I have been trained since childhood to watch what I eat. My parents, my teachers, even special classes on health preached the food pyramid, calorie reduction, more vegetables, less sugar, and so on. Although by no means phobic, watching what I ate had become natural. Now it appears that all that training has been for naught. Just like my six weeks of piano lessons that pulled me away from my valuable time on the basketball court and probably prevented me from enjoying a career with Larry Bird, now I find that the hours I spent agonizing over learning the values of whole grains and fiber is down the tubes. You see, we do not have to worry about food issues any more because our good government is going to take care of it for us. The New York Board of Health has banned Trans Fatty Acids (Trans Fat). The Chicago City Council has similarly proposed a Trans Fat ban. More importantly, the Chicago City Council has already vanquished the threat of foi gras (that brown pasty stuff made from duck and geese livers) which is prohibited by city council edict from being served anywhere within city limits. (It is my understanding that more than one Chicago eatery is secretly serving foi gras to select, but obviously uneducated, patrons in hidden basement dining rooms.) My wife and I are already discussing the merits of moving to New York or Chicago where we know that the digestive tracts of our family and friends will forever more be safe Vanquished Foi Gras from the lure of lascivious livers and the threat of transfixion to truculent Trans Fats. Moreover, in the event that the food police in New York or Chicago shirk their duties, we can take comfort in knowing that we could sue the establishment that trafficked in Trans Fat and bring an action against the city for its negligence in protecting our health and welfare. The millions of dollars we would collect in compensation would only begin to pay for the pain and suffering our arteries suffered from the ingestion of the insipid transmogrifying Trans Fat. Come on now, Trans Fat naturally occurs in the milk and body fat of sheep, cows, and humans. Does this mean that women can no longer breast feed? Will grocers be arrested for stocking milk on their shelves? Will we no longer see commercials with white mustaches? True, the National Academy of Sciences and the New England Journal of Medicine both have expressed concern that the consumption of Trans Fatty Acids results in considerable potential harm, including cardiovascular disease, and provides no apparent benefit. But this truth does not mean that laws need to be passed. It is also true that gravity pulls any item of weight to the ground. That does not mean that laws should be passed making it illegal to pick up any object heavier than a feather. We need to use common sense. We do not need more laws that defy it. Laws are like Trans Fats: we need fewer of them. Trans Fats in small amounts such as human milk and cow milk is acceptable. Trans Fats in large amounts (Crisco is 100% Trans Fat) can be harmful and contribute to cardiovascular disease. Mind your Trans Fats and have a Happy and Healthy Holiday season.
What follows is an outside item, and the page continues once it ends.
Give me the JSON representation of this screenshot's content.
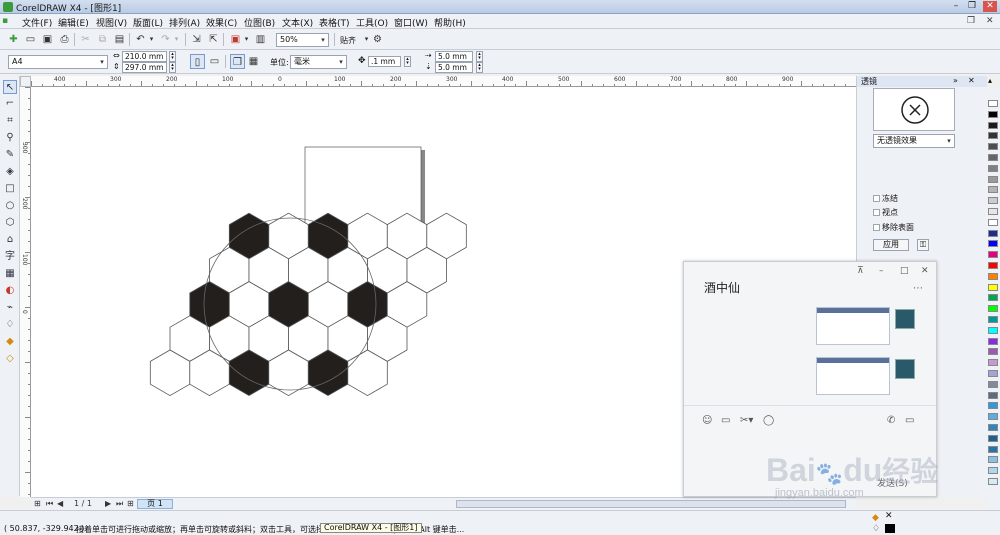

If you are looking for a delicious dining experience try Sullivan’s Steakhouse. Featuring succulent steaks and seafood, an incredible wine selection, and the finest foi gras and cognacs, Sullivan’s is a lively restaurant that harkens back to the 1940’s (before my time, but so I am told). Also notice the black tablecloths. The black tablecloths were first recommended by local interior designer, Barry Lantz (a friend of Healthy Living Magazine), and are now featured in all Sullivan’s restaurants across the United States. The food is first rate, the service is superb, valet parking is free, and the atmosphere animated. I highly recommend it.